a government in which the supreme power is vested in the people and exercised by them directly or indirectly through a system of representation usually involving periodically held elections.
Brodkey extends participation in democracy beyond mere voting in "periodically held elections," and presents writing as another, more powerful way to participate. As agents with the skills to express ourselves through writing, we have the ability to influence the practice of democracy in our cities, towns, neighborhoods, and country. She states:
If composition can be said to abet the middle-class illusions of meritocracy, then the deregulation of writing is about replacing that empty promise with pedagogy that honors the First Amendment by teaching students that freedom of speech is meaningful only if the citizenry is literate. Not just functionally literate. Literate. Not just fluent. Literate. Literacy is attitude, entitlement, the entitlement that middle-class privilege masks in prescriptions but that writing lays bare in the sheer force of the desire to see and to get readers to see what can be seen from where the writer stands. (p. 72)

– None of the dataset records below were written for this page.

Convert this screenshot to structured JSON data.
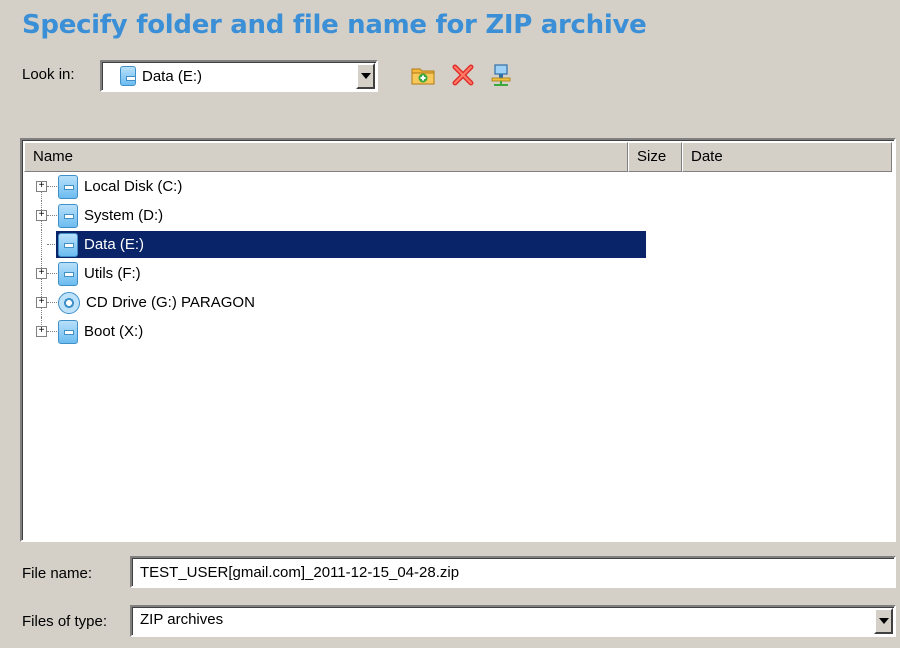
{
  "dialog": {
    "title": "Specify folder and file name for ZIP archive"
  },
  "look_in": {
    "label": "Look in:",
    "value": "Data (E:)"
  },
  "toolbar": {
    "icons": [
      "new-folder-icon",
      "delete-icon",
      "network-icon"
    ]
  },
  "file_list": {
    "columns": [
      "Name",
      "Size",
      "Date"
    ],
    "items": [
      {
        "label": "Local Disk (C:)",
        "icon": "drive-icon",
        "expandable": true,
        "selected": false
      },
      {
        "label": "System (D:)",
        "icon": "drive-icon",
        "expandable": true,
        "selected": false
      },
      {
        "label": "Data (E:)",
        "icon": "drive-icon",
        "expandable": false,
        "selected": true
      },
      {
        "label": "Utils (F:)",
        "icon": "drive-icon",
        "expandable": true,
        "selected": false
      },
      {
        "label": "CD Drive (G:) PARAGON",
        "icon": "cd-icon",
        "expandable": true,
        "selected": false
      },
      {
        "label": "Boot (X:)",
        "icon": "drive-icon",
        "expandable": true,
        "selected": false
      }
    ]
  },
  "file_name": {
    "label": "File name:",
    "value": "TEST_USER[gmail.com]_2011-12-15_04-28.zip"
  },
  "file_type": {
    "label": "Files of type:",
    "value": "ZIP archives"
  },
  "colors": {
    "title": "#3a8fd6",
    "selection": "#0a246a",
    "background": "#d4d0c8"
  }
}
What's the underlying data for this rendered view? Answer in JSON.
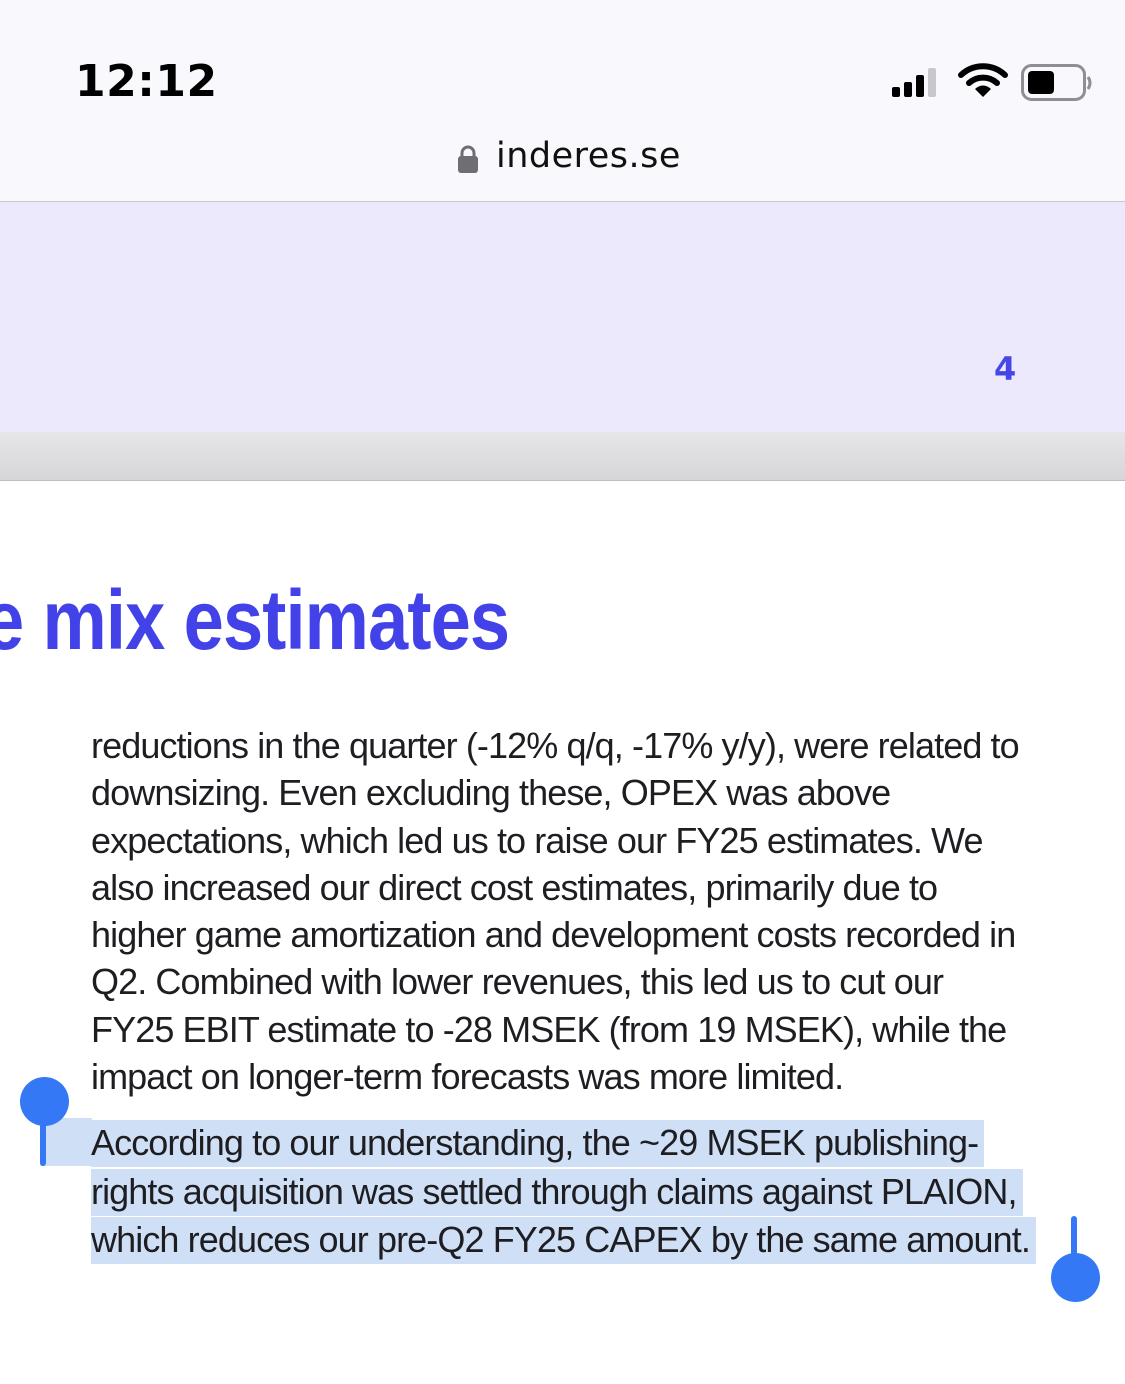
{
  "status_bar": {
    "time": "12:12",
    "icons": [
      "signal-icon",
      "wifi-icon",
      "battery-icon"
    ]
  },
  "address_bar": {
    "url": "inderes.se",
    "icon": "lock-icon"
  },
  "header": {
    "page_number": "4"
  },
  "article": {
    "heading": "e mix estimates",
    "paragraph_1": [
      "reductions in the quarter (-12% q/q, -17% y/y), were related to",
      "downsizing. Even excluding these, OPEX was above",
      "expectations, which led us to raise our FY25 estimates. We",
      "also increased our direct cost estimates, primarily due to",
      "higher game amortization and development costs recorded in",
      "Q2. Combined with lower revenues, this led us to cut our",
      "FY25 EBIT estimate to -28 MSEK (from 19 MSEK), while the",
      "impact on longer-term forecasts was more limited."
    ],
    "paragraph_2": [
      "According to our understanding, the ~29 MSEK publishing-",
      "rights acquisition was settled through claims against PLAION,",
      "which reduces our pre-Q2 FY25 CAPEX by the same amount."
    ]
  },
  "colors": {
    "heading": "#4242e8",
    "header_band": "#ebe9fb",
    "selection": "#cfe0f6",
    "selection_handle": "#3478f6"
  }
}
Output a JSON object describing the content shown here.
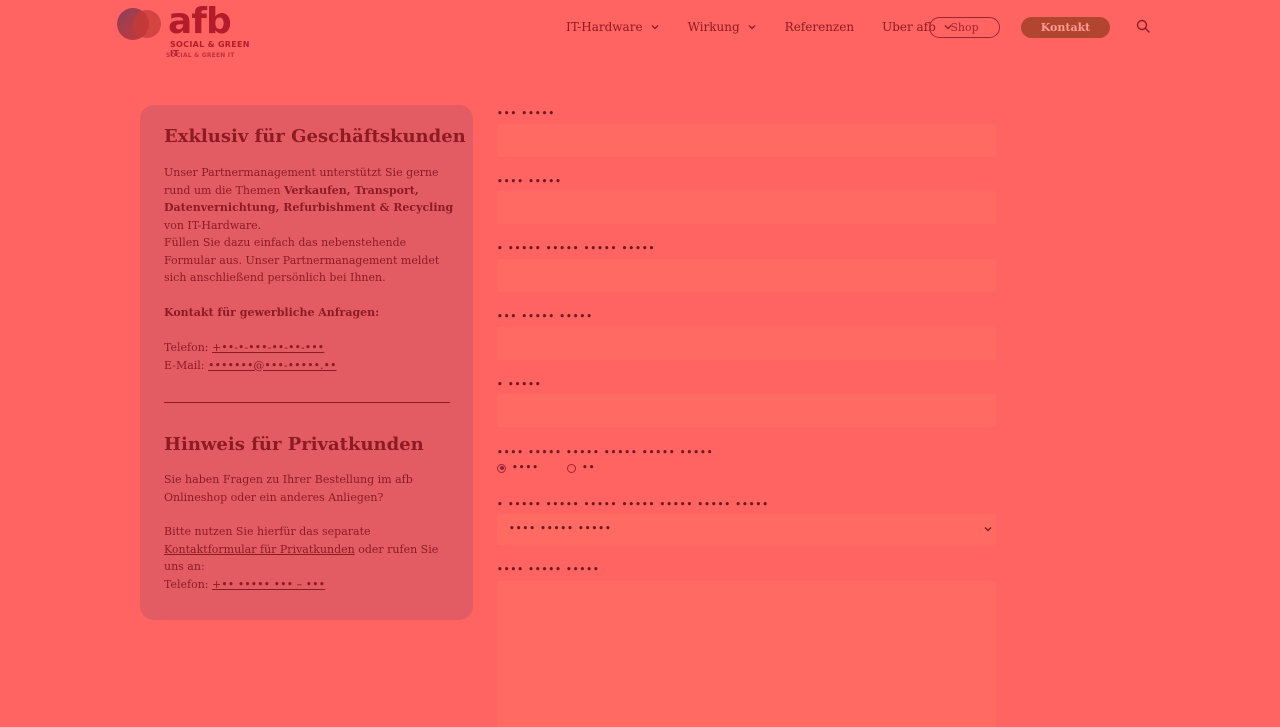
{
  "header": {
    "logo_text": "afb",
    "logo_tagline": "SOCIAL & GREEN IT",
    "logo_tagline_small": "SOCIAL & GREEN IT",
    "nav": [
      {
        "label": "IT-Hardware",
        "has_dropdown": true
      },
      {
        "label": "Wirkung",
        "has_dropdown": true
      },
      {
        "label": "Referenzen",
        "has_dropdown": false
      },
      {
        "label": "Uber afb",
        "has_dropdown": true
      }
    ],
    "shop_label": "Shop",
    "kontakt_label": "Kontakt",
    "search_icon": "search-icon"
  },
  "panel": {
    "business_title": "Exklusiv für Geschäftskunden",
    "business_intro_1": "Unser Partnermanagement unterstützt Sie gerne rund um die Themen",
    "business_intro_bold": "Verkaufen, Transport, Datenvernichtung, Refurbishment & Recycling",
    "business_intro_2": "von IT-Hardware.",
    "business_text_2": "Füllen Sie dazu einfach das nebenstehende Formular aus. Unser Partnermanagement meldet sich anschließend persönlich bei Ihnen.",
    "contact_heading": "Kontakt für gewerbliche Anfragen:",
    "phone_label": "Telefon:",
    "phone_value": "+••-•-•••-••-••-•••",
    "email_label": "E-Mail:",
    "email_value": "•••••••@•••-•••••.••",
    "private_title": "Hinweis für Privatkunden",
    "private_text_1": "Sie haben Fragen zu Ihrer Bestellung im afb Onlineshop oder ein anderes Anliegen?",
    "private_text_2a": "Bitte nutzen Sie hierfür das separate",
    "private_link": "Kontaktformular für Privatkunden",
    "private_text_2b": "oder rufen Sie uns an:",
    "private_phone_label": "Telefon:",
    "private_phone_value": "+•• ••••• ••• – •••"
  },
  "form": {
    "fields": [
      {
        "label": "••• •••••"
      },
      {
        "label": "•••• •••••"
      },
      {
        "label": "• ••••• ••••• ••••• •••••"
      },
      {
        "label": "••• ••••• •••••"
      },
      {
        "label": "• •••••"
      }
    ],
    "radio_label": "•••• ••••• ••••• ••••• ••••• •••••",
    "radio_options": [
      {
        "label": "••••",
        "selected": true
      },
      {
        "label": "••",
        "selected": false
      }
    ],
    "select_label": "• ••••• ••••• ••••• ••••• ••••• ••••• •••••",
    "select_value": "•••• ••••• •••••",
    "textarea_label": "•••• ••••• •••••"
  },
  "colors": {
    "background": "#ff6462",
    "panel": "#e35c64",
    "text": "#8e1b22",
    "kontakt_button": "#b1452f"
  }
}
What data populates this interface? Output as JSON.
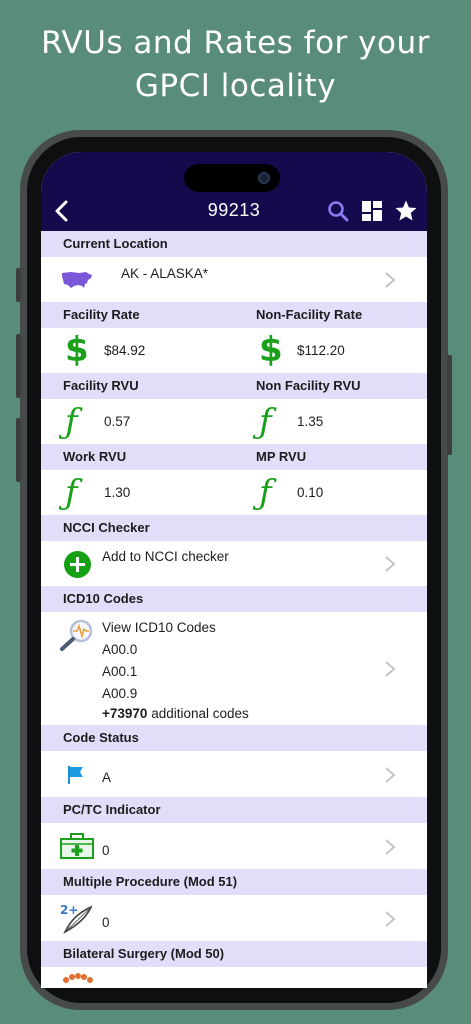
{
  "promo": {
    "line1": "RVUs and Rates for your",
    "line2": "GPCI locality"
  },
  "nav": {
    "title": "99213",
    "icons": [
      "back-chevron-icon",
      "search-icon",
      "layout-grid-icon",
      "star-icon"
    ]
  },
  "current_location": {
    "header": "Current Location",
    "value": "AK - ALASKA*",
    "icon": "usa-map-icon"
  },
  "rates": {
    "facility_header": "Facility Rate",
    "nonfacility_header": "Non-Facility Rate",
    "symbol": "$",
    "facility_value": "$84.92",
    "nonfacility_value": "$112.20"
  },
  "rvu": {
    "facility_header": "Facility RVU",
    "nonfacility_header": "Non Facility RVU",
    "symbol": "ƒ",
    "facility_value": "0.57",
    "nonfacility_value": "1.35"
  },
  "work_mp": {
    "work_header": "Work RVU",
    "mp_header": "MP RVU",
    "work_value": "1.30",
    "mp_value": "0.10"
  },
  "ncci": {
    "header": "NCCI Checker",
    "label": "Add to NCCI checker"
  },
  "icd10": {
    "header": "ICD10 Codes",
    "view_label": "View ICD10 Codes",
    "codes": [
      "A00.0",
      "A00.1",
      "A00.9"
    ],
    "additional_count": "+73970",
    "additional_label": "additional codes"
  },
  "code_status": {
    "header": "Code Status",
    "value": "A"
  },
  "pctc": {
    "header": "PC/TC Indicator",
    "value": "0"
  },
  "multiple_procedure": {
    "header": "Multiple Procedure (Mod 51)",
    "value": "0",
    "icon_text": "2+"
  },
  "bilateral": {
    "header": "Bilateral Surgery (Mod 50)"
  },
  "colors": {
    "background": "#5a8c7a",
    "nav": "#140b4e",
    "section_header": "#e2def9",
    "accent_green": "#1aa01a",
    "nav_icon_purple": "#8a7cf0"
  }
}
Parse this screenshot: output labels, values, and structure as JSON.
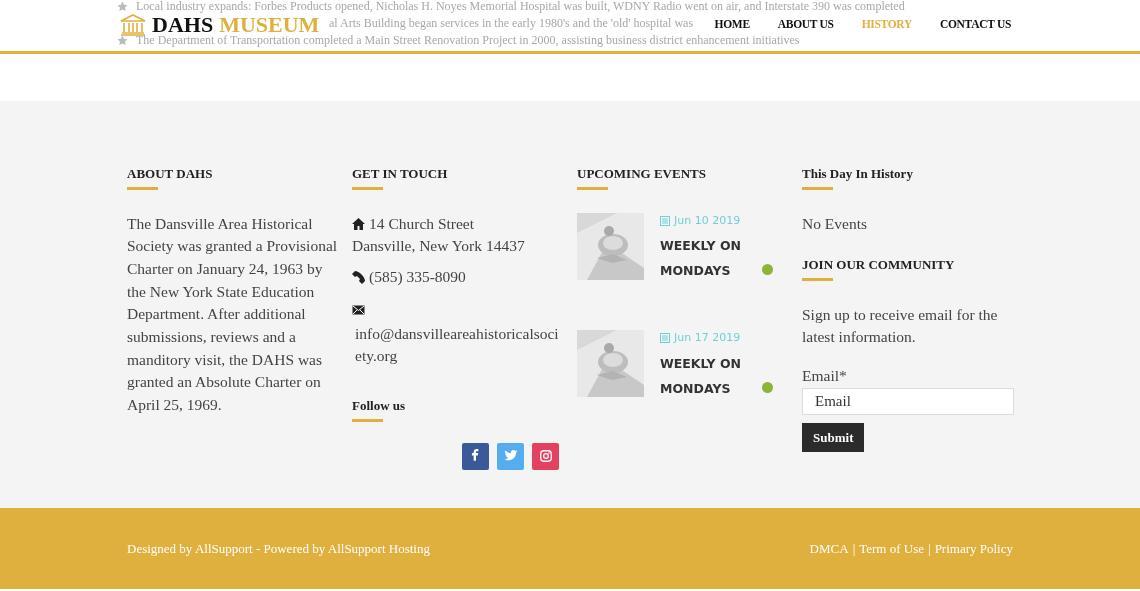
{
  "behind_header": [
    {
      "text": "Local industry expands: Forbes Products opened, Nicholas H. Noyes Memorial Hospital was built, WDNY Radio went on air, and Interstate 390 was completed",
      "bullet": true
    },
    {
      "text": "al Arts Building began services in the early 1980's and the 'old' hospital was",
      "bullet": false
    },
    {
      "text": "The Department of Transportation completed a Main Street Renovation Project in 2000, assisting business district enhancement initiatives",
      "bullet": true
    }
  ],
  "header": {
    "logo_first": "DAHS",
    "logo_second": "MUSEUM",
    "nav": [
      {
        "label": "HOME",
        "selected": false
      },
      {
        "label": "ABOUT US",
        "selected": false
      },
      {
        "label": "HISTORY",
        "selected": true
      },
      {
        "label": "CONTACT US",
        "selected": false
      }
    ]
  },
  "about": {
    "heading": "ABOUT DAHS",
    "text": "The Dansville Area Historical Society was granted a Provisional Charter on January 24, 1963 by the New York State Education Department. After additional submissions, reviews and a manditory visit, the DAHS was granted an Absolute Charter on April 25, 1969."
  },
  "contact": {
    "heading": "GET IN TOUCH",
    "address_line1": "14 Church Street",
    "address_line2": "Dansville, New York 14437",
    "phone": "(585) 335-8090",
    "email": "info@dansvilleareahistoricalsociety.org",
    "follow_heading": "Follow us",
    "social": [
      {
        "kind": "facebook",
        "color": "#3b5998"
      },
      {
        "kind": "twitter",
        "color": "#55acee"
      },
      {
        "kind": "instagram",
        "color": "#e4405f"
      }
    ]
  },
  "events": {
    "heading": "UPCOMING EVENTS",
    "items": [
      {
        "date": "Jun 10 2019",
        "title": "WEEKLY ON MONDAYS",
        "color": "#8cb33a"
      },
      {
        "date": "Jun 17 2019",
        "title": "WEEKLY ON MONDAYS",
        "color": "#8cb33a"
      }
    ]
  },
  "history": {
    "heading": "This Day In History",
    "text": "No Events"
  },
  "community": {
    "heading": "JOIN OUR COMMUNITY",
    "text": "Sign up to receive email for the latest information.",
    "label": "Email*",
    "placeholder": "Email",
    "button": "Submit"
  },
  "footer": {
    "credit": "Designed by AllSupport - Powered by AllSupport Hosting",
    "links": [
      "DMCA",
      "Term of Use",
      "Primary Policy"
    ],
    "separator": "|"
  }
}
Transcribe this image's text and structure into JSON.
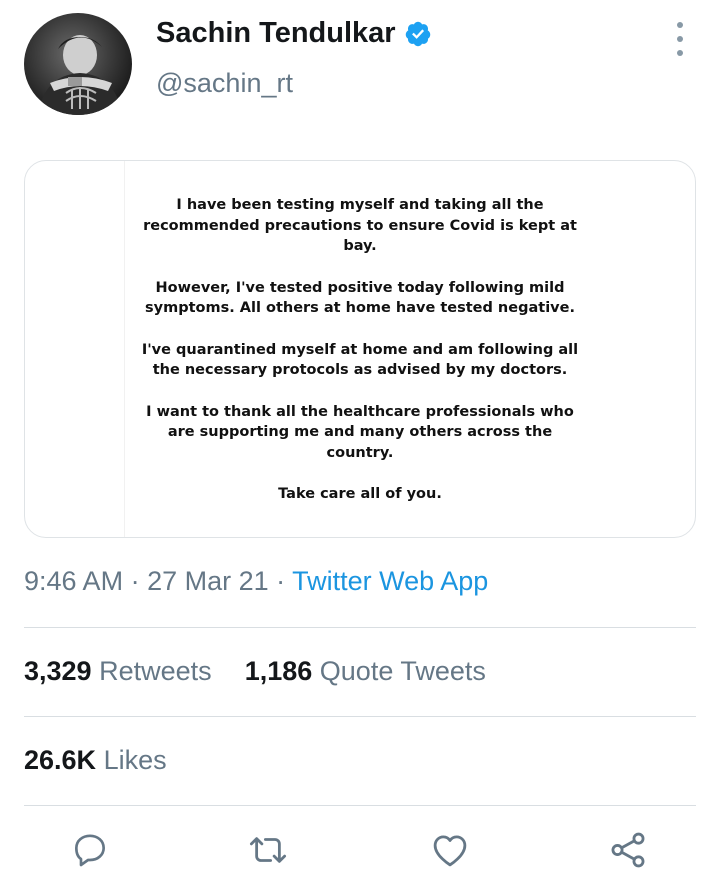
{
  "author": {
    "display_name": "Sachin Tendulkar",
    "handle": "@sachin_rt",
    "verified": true,
    "avatar_icon": "profile-photo"
  },
  "media": {
    "paragraphs": [
      "I have been testing myself and taking all the\nrecommended precautions to ensure Covid is kept at\nbay.",
      "However, I've tested positive today following mild\nsymptoms. All others at home have tested negative.",
      "I've quarantined myself at home and am following all\nthe necessary protocols as advised by my doctors.",
      "I want to thank all the healthcare professionals who\nare supporting me and many others across the\ncountry.",
      "Take care all of you."
    ]
  },
  "meta": {
    "time": "9:46 AM",
    "separator_1": " · ",
    "date": "27 Mar 21",
    "separator_2": " · ",
    "source": "Twitter Web App"
  },
  "stats": {
    "retweets_count": "3,329",
    "retweets_label": "Retweets",
    "quotes_count": "1,186",
    "quotes_label": "Quote Tweets",
    "likes_count": "26.6K",
    "likes_label": "Likes"
  },
  "actions": {
    "icons": [
      "reply-icon",
      "retweet-icon",
      "like-icon",
      "share-icon"
    ]
  },
  "colors": {
    "accent": "#1b95e0",
    "secondary_text": "#657786",
    "icon_gray": "#657786",
    "divider": "#d9dee2",
    "verified_badge": "#1da1f2"
  }
}
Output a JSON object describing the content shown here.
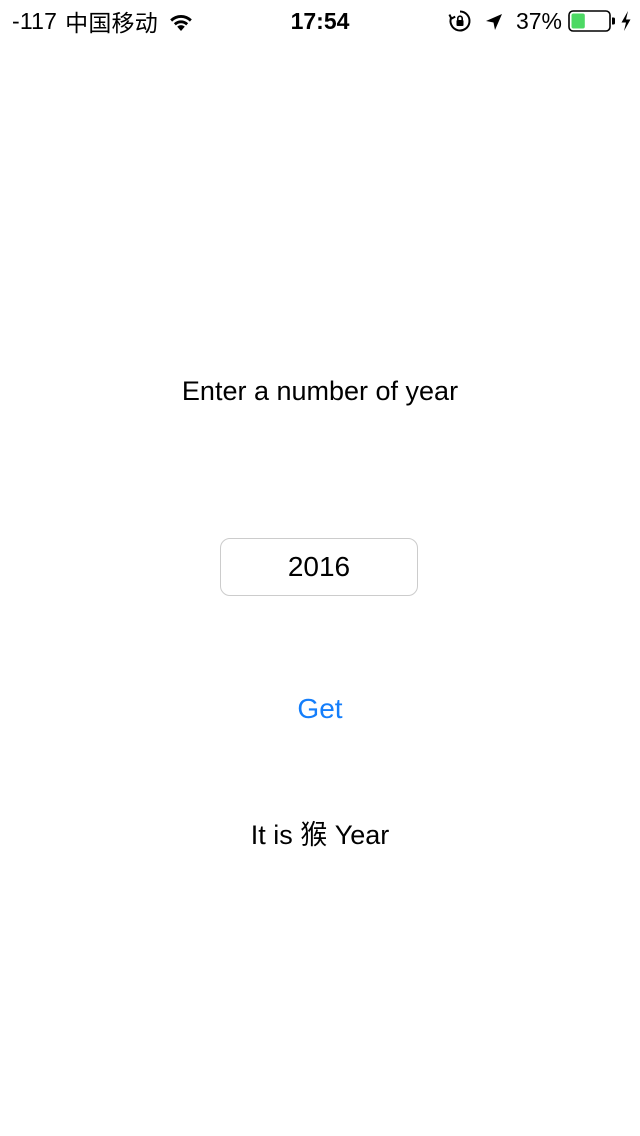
{
  "status_bar": {
    "signal": "-117",
    "carrier": "中国移动",
    "time": "17:54",
    "battery_percent": "37%",
    "battery_level": 0.37,
    "icons": [
      "wifi-icon",
      "lock-rotation-icon",
      "location-icon",
      "battery-icon",
      "charging-icon"
    ],
    "battery_color": "#4cd964"
  },
  "main": {
    "prompt": "Enter a number of year",
    "year_input_value": "2016",
    "get_button_label": "Get",
    "result_text": "It is 猴 Year"
  },
  "colors": {
    "accent": "#147efb",
    "background": "#ffffff",
    "text": "#000000",
    "input_border": "#cccccc"
  }
}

In Part Three, "Presentations," Brodkey focuses on a specific period of her career when she taught at the University of Texas. There she came face to face with the forces of "common sense," which all too often in an intellectual debate are reactionary in origin and effect. Brodkey describes and documents examples of opposition to multiculturalism from the administration and faculty at the university surrounding the composition curriculum, "Writing Across Difference." Having played a key role in the development of this rejuvenated curriculum for the introductory course, "English 306: Rhetoric and Composition," she was also at the center of the controversy when powerful forces led by key faculty and high-ranking university administrators dismantled attempts to implement this curriculum. She quotes the university president, William Cunningham:
Multiculturalism has become a code term for some people, signaling efforts to politicize the curriculum by promoting a particular ideology. We must not, and we will not permit such developments. (p. 183)
Her struggles at UT were a turning point in her career. She states in the introduction to Part Three:
The four unpublished papers presented at CCCC [Conference on College Composition and Communication] and the two lectures that complete this section were written after the University of Texas summarily scuttled the syllabus entitled "Writing about Difference" [for the composition course, English 306]. For a couple of years, no matter what the topic of my paper, most of the questions at the annual conference were about what happened at Texas. (p. 156)
Although not all her work during this period directly addresses the issues surrounding the English curriculum revamping efforts, it reflects what she calls "the heat of negative publicity" and the "chilly aftermath of administrative censure" (p. 157). The chapters in Part Three show the honesty, earnestness, and intellectual toughness with which she approached her work.
In Part Four, "Teaching," Brodkey begins by addressing the issues raised by the "Writing about Difference" curriculum. The first essay includes the controversial curriculum outline, and the second, coauthored with one of her former graduate students, Richard Penticoff, centers on this curriculum. She concludes with five essays authored independently by five of her graduate students from her course "Ethnographies of Literacy." Brodkey ends where she began because, as she states in her introduction, "the quality of my teaching is ultimately in the writing [my] students do" (p. ix). By concluding her book with these essays, we are left with what Brodkey most prizes as a hallmark of her accomplishment as a teacher — her students "writing to be read."